You’re getting divorced, and you want to focus on the best interests of your children. A big part of that means finding them the ideal custody solution. You’re willing to do whatever it takes. Yes, you want to protect your own rights to see the kids, but you also want to make sure they’re happy with that situation.
If you have young children, in elementary school or younger, they probably will not have much say in the matter. They’re too young to really prefer anything or understand what is in their own best interests. You, your ex and the court will have to decide it for them.
But what if your children are older? What if they’re teens? Then can they pick where they want to live?
The legal side
Let’s start with the legal side. Technically, no, the children do not have this legal right. It’s not up to them. As long as the kids are minors — even at age 17 — they don’t have a legal right to choose which parent to live with and the court does not have to go along with what they say. If the court wants you and your ex to have time with the child, for instance, but the child just wants to live with you, the court can still order them to spend time with your ex.
The practical side
In a realistic sense, though, the court understands that the child has preferences and will feel happiest when those preferences are honored. As such, they will take an older child’s opinion into account. They’ll consider it and use it as one thing that helps create the custody arrangement.
It’s not the only thing.

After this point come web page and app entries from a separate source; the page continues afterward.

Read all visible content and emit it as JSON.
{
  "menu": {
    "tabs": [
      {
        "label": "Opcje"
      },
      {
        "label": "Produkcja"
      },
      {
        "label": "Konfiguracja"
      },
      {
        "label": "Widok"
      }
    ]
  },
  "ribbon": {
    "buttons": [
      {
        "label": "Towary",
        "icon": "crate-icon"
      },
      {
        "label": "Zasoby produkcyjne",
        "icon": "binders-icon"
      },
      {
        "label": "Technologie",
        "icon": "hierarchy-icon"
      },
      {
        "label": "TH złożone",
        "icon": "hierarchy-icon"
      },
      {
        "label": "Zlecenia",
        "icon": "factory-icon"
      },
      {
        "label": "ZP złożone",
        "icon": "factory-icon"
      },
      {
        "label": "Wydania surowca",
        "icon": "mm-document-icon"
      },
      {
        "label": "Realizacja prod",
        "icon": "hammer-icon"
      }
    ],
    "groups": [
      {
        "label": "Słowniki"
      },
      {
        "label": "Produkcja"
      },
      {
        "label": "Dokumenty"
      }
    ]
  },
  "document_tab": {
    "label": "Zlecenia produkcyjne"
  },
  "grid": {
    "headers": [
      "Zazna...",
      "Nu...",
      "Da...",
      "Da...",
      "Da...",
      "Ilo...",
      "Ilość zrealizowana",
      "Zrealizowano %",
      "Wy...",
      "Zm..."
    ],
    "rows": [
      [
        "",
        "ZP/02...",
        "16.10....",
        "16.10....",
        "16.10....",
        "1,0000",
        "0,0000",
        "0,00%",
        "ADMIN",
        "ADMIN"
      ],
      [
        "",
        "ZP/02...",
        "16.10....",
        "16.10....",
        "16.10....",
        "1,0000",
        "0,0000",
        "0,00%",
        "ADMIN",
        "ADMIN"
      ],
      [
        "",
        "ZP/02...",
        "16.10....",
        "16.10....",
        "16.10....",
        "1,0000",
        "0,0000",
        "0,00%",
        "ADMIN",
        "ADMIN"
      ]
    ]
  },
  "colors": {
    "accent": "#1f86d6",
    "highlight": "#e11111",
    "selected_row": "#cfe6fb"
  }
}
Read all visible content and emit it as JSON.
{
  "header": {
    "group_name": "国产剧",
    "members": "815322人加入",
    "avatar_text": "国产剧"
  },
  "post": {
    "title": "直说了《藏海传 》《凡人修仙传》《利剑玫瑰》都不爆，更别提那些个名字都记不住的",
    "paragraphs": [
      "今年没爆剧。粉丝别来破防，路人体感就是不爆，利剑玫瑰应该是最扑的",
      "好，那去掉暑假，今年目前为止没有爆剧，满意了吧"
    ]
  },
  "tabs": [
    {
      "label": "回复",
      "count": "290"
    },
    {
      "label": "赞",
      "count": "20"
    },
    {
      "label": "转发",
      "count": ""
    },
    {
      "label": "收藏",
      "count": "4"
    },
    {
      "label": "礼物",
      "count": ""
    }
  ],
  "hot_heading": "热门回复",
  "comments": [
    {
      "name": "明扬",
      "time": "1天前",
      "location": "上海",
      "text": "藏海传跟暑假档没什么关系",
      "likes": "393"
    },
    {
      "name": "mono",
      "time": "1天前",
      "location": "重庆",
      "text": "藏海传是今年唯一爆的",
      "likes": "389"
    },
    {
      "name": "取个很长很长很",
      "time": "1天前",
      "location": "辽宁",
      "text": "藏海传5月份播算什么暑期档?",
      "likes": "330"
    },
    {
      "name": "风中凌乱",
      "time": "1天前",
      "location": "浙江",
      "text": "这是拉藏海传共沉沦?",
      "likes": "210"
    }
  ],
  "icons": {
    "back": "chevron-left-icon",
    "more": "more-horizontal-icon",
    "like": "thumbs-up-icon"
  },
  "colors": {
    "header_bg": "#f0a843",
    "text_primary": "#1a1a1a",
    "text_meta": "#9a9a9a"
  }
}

They also consider your parental rights, your ability to raise the child, what you and your ex want, and a host of other factors. They don’t just go along with what your child requests. But, at that age, they will consider it and may let the agreement give the child some of what they want.
For instance, if your child says they want to live with you all of the time, the court may not split time 50/50 between you and your ex. They could allow the child to consistently live with you during the week, giving them some routine and stability, but still allow them to live with your ex on the weekends or for short time periods. Your ex could also get visitation rights to see your child, even when they live with you.
These situations can get complicated, especially when you and your ex do not agree on exactly what you want. Be sure you know what your rights are and what steps to take.